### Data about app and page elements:
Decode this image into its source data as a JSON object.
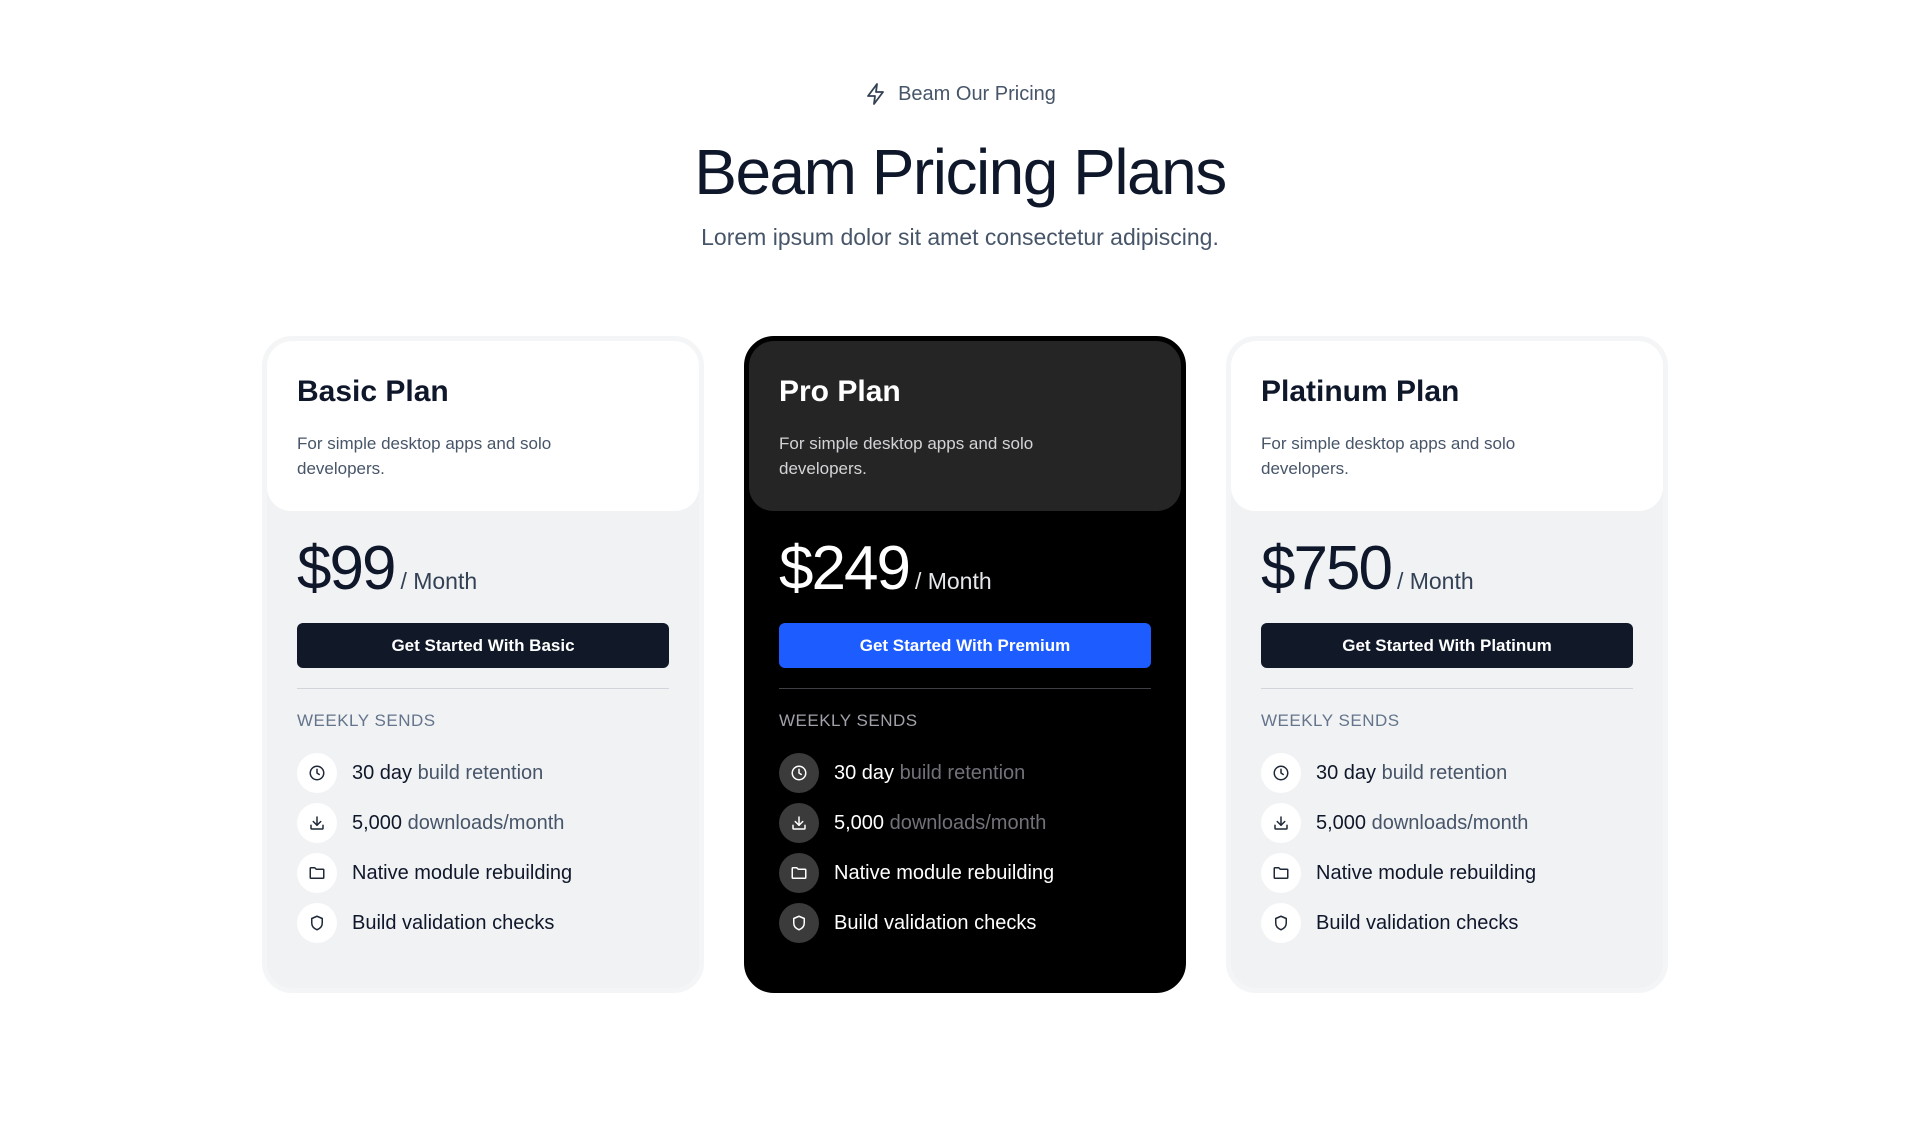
{
  "eyebrow": {
    "icon": "lightning-icon",
    "text": "Beam Our Pricing"
  },
  "title": "Beam Pricing Plans",
  "subtitle": "Lorem ipsum dolor sit amet consectetur adipiscing.",
  "colors": {
    "primary_dark": "#111827",
    "accent_blue": "#1d5cff",
    "card_light_bg": "#f1f2f4",
    "card_dark_bg": "#000000"
  },
  "plans": [
    {
      "name": "Basic Plan",
      "description": "For simple desktop apps and solo developers.",
      "price": "$99",
      "period": "/ Month",
      "cta": "Get Started With Basic",
      "section_label": "WEEKLY SENDS",
      "features": [
        {
          "icon": "clock-icon",
          "strong": "30 day",
          "muted": " build retention"
        },
        {
          "icon": "download-icon",
          "strong": "5,000",
          "muted": " downloads/month"
        },
        {
          "icon": "folder-icon",
          "strong": "Native module rebuilding",
          "muted": ""
        },
        {
          "icon": "shield-icon",
          "strong": "Build validation checks",
          "muted": ""
        }
      ]
    },
    {
      "name": "Pro Plan",
      "description": "For simple desktop apps and solo developers.",
      "price": "$249",
      "period": "/ Month",
      "cta": "Get Started With Premium",
      "section_label": "WEEKLY SENDS",
      "features": [
        {
          "icon": "clock-icon",
          "strong": "30 day",
          "muted": " build retention"
        },
        {
          "icon": "download-icon",
          "strong": "5,000",
          "muted": " downloads/month"
        },
        {
          "icon": "folder-icon",
          "strong": "Native module rebuilding",
          "muted": ""
        },
        {
          "icon": "shield-icon",
          "strong": "Build validation checks",
          "muted": ""
        }
      ]
    },
    {
      "name": "Platinum Plan",
      "description": "For simple desktop apps and solo developers.",
      "price": "$750",
      "period": "/ Month",
      "cta": "Get Started With Platinum",
      "section_label": "WEEKLY SENDS",
      "features": [
        {
          "icon": "clock-icon",
          "strong": "30 day",
          "muted": " build retention"
        },
        {
          "icon": "download-icon",
          "strong": "5,000",
          "muted": " downloads/month"
        },
        {
          "icon": "folder-icon",
          "strong": "Native module rebuilding",
          "muted": ""
        },
        {
          "icon": "shield-icon",
          "strong": "Build validation checks",
          "muted": ""
        }
      ]
    }
  ]
}
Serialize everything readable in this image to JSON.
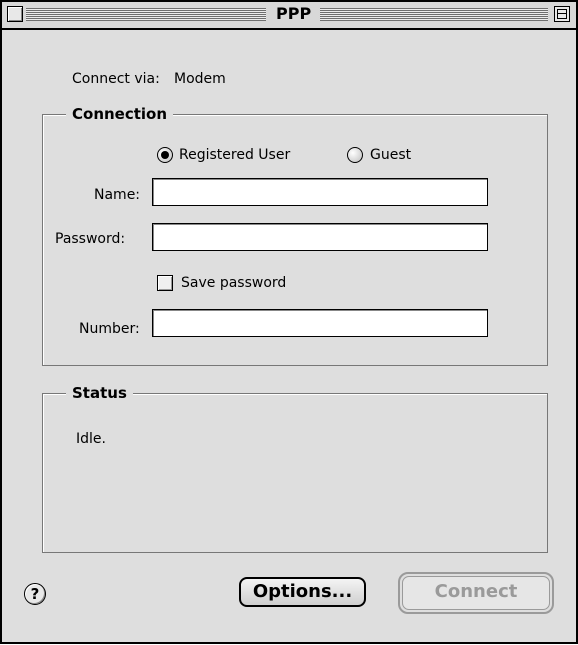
{
  "window": {
    "title": "PPP"
  },
  "connect_via": {
    "label": "Connect via:",
    "value": "Modem"
  },
  "connection": {
    "legend": "Connection",
    "radio_registered": {
      "label": "Registered User",
      "selected": true
    },
    "radio_guest": {
      "label": "Guest",
      "selected": false
    },
    "name": {
      "label": "Name:",
      "value": ""
    },
    "password": {
      "label": "Password:",
      "value": ""
    },
    "save_password": {
      "label": "Save password",
      "checked": false
    },
    "number": {
      "label": "Number:",
      "value": ""
    }
  },
  "status": {
    "legend": "Status",
    "text": "Idle."
  },
  "buttons": {
    "options": "Options...",
    "connect": "Connect",
    "help": "?"
  }
}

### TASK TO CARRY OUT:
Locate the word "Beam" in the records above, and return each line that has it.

### RESULT OF THIS EXERCISE:
    "text": "Beam Our Pricing"
  "title": "Beam Pricing Plans",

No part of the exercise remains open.